Green organizations: pluralistic order
Over time, pluralistic ones developed green organizations, which are also pyramid-shaped, but involve many fundamental changes. In this form of organization, the focus is on empowering employees at the front: middle and upper management should share power and give up control. The goal is serving executives. You can imagine the pyramid the other way around: middle and upper management is supported by the CEO, who in turn support the employees at the front.
The characteristics which in green organizations Jumping directly in the eye are customer satisfaction, shared values and a high level of commitment. Through the creation green organizations a balanced balance of interests among stakeholders and the promotion of cultures could be achieved. In particular, organizations that operate according to agile and lean principles and companies with a distinctive corporate culture, such as Southwest Airlines and Ben & Jerry's, can serve as examples for green organizations be seen.
Of course, green organizations also have their limits: the decision-making process can be slowed down by building consensus and the hierarchical structures can conflict with the desire for greater autonomy for people.
Turquoise organizations: Agile organizations
Probably the biggest change came with the emergence turquoise (teal) organizations. The pyramidal structures were broken up and replaced by flowing, natural hierarchies. The power comes to those who have the most expertise, passion or interest. Turquoise organizations are complex, adaptive systems with distributed authority.
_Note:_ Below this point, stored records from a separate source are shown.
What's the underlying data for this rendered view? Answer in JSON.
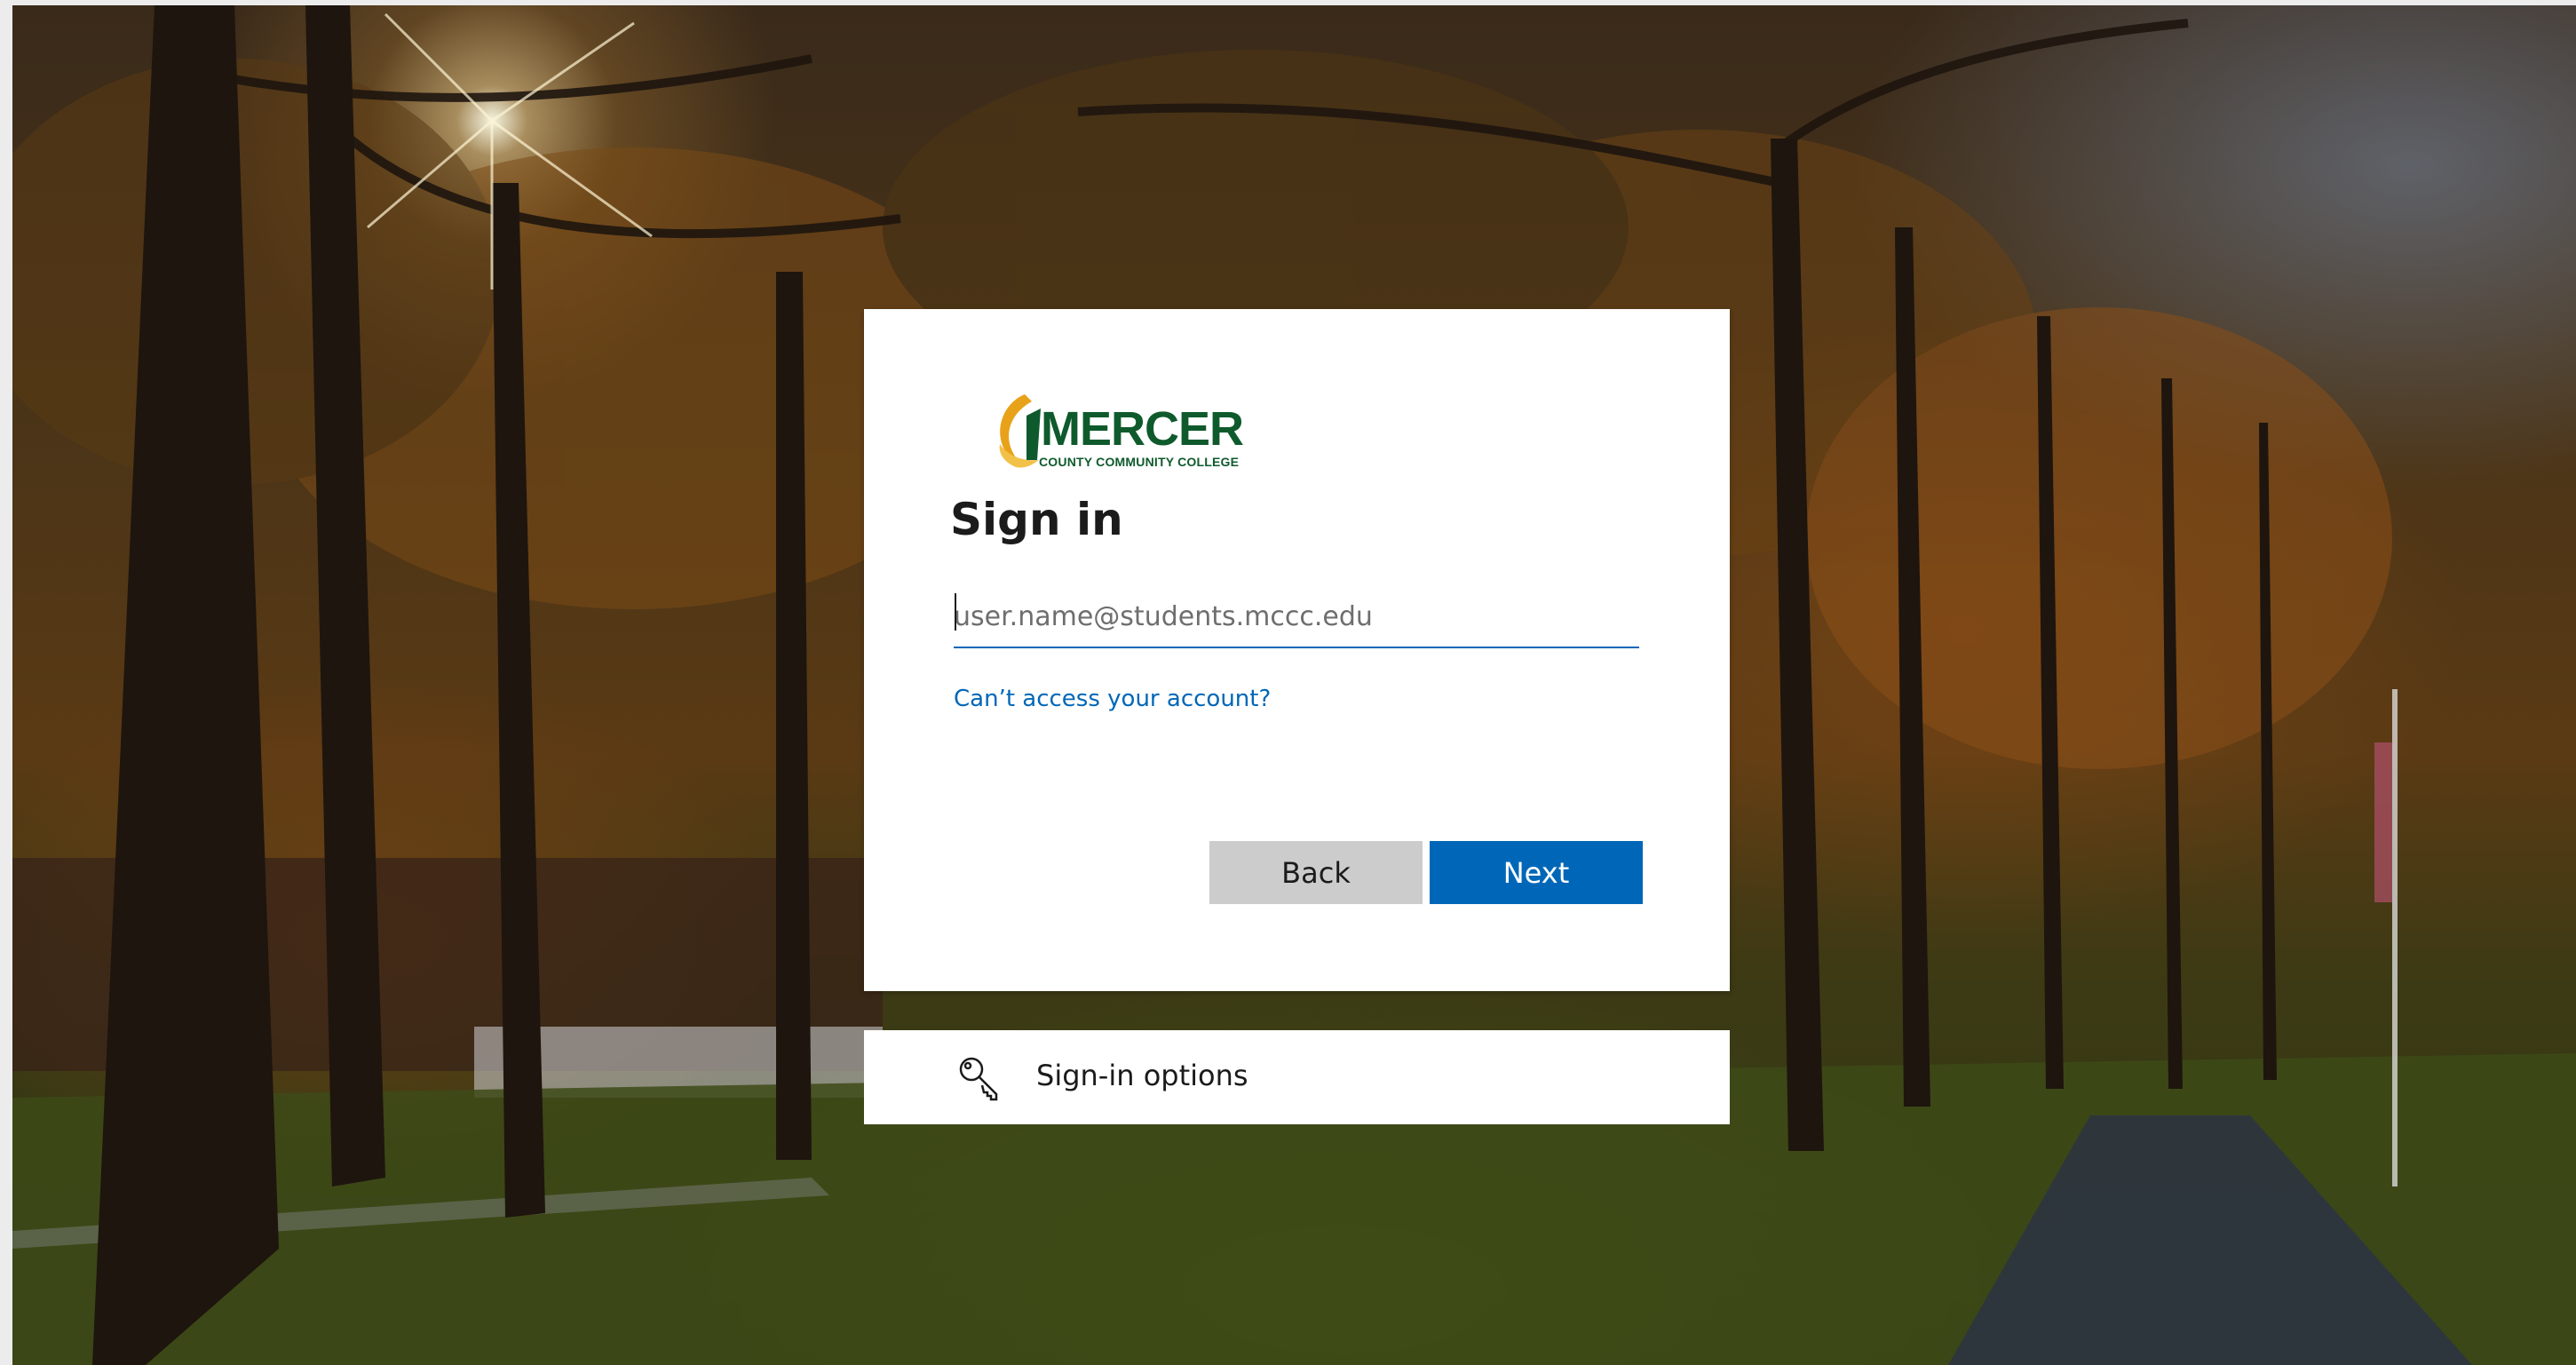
{
  "logo": {
    "name": "MERCER",
    "tagline": "COUNTY COMMUNITY COLLEGE"
  },
  "signin": {
    "title": "Sign in",
    "email_placeholder": "user.name@students.mccc.edu",
    "email_value": "",
    "cant_access_link": "Can’t access your account?",
    "back_label": "Back",
    "next_label": "Next"
  },
  "signin_options": {
    "label": "Sign-in options",
    "icon": "key-icon"
  },
  "colors": {
    "accent": "#0067b8",
    "back_button": "#cccccc",
    "logo_green": "#0f5a2c",
    "logo_gold": "#e8a21a"
  }
}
The characteristics of the turquoise organizations are the higher determination and distributed decision-making that arises from their role as “living entities”. This new organizational structure enables wholeness, self-organization and evolutionary meaning.
But although some companies (e.g. Patagonia, MorningStar, Buurtzorg etc.) already act on these principles, many question the feasibility of this organizational structure.
Conclusion of the summary of Reinventing Organizations: organizational structures
On the basis of these different organizational paradigms within the framework of "Reinventing Organizations" it becomes clear that different organizational forms can not only exist in parallel, but that each of them has valuable ideas which have contributed to the evolution of the organizations. Since the conditions are not the same everywhere, the coexistence of different organizational forms will continue in the future. Newer forms of organization, however, have an easier time with the increasing complexity and networking of our today's VUCA World deal.
How can organizations become turquoise?
The most important thing in breakthrough to one turquoise organization is the pursuit of self-control, evolutionary meaning and holism. To do this, traditional hierarchies of power must be abolished and power must be distributed equally among all members of the organization. But how does it work?
"In evolutionary teal, we shift from external to internal yardsticks in our decision-making."
To achieve this, members must act according to their own standards. For that there is intrinsic motivation and a culture of Trust of immense relevance. Members must have the responsibility and decision-making power for their own area in order to be able to act autonomously and in accordance with their own standards. In this way, pyramidal power structures are dissolved, authorities are distributed and organizations increase turquoise.
The entire book "Reinventing Organizations" of course offers many exciting details and examples that have not found a place in this summary. It is worth reading the book in full!
Finally, a small hint... I am repeating myself because I can really recommend it:
In two weeks there will be a Free webinar on "Culture in agile transformation: the 5 most important success factors" - with 11 international experts as our guests! You can find more information in the teaser video below.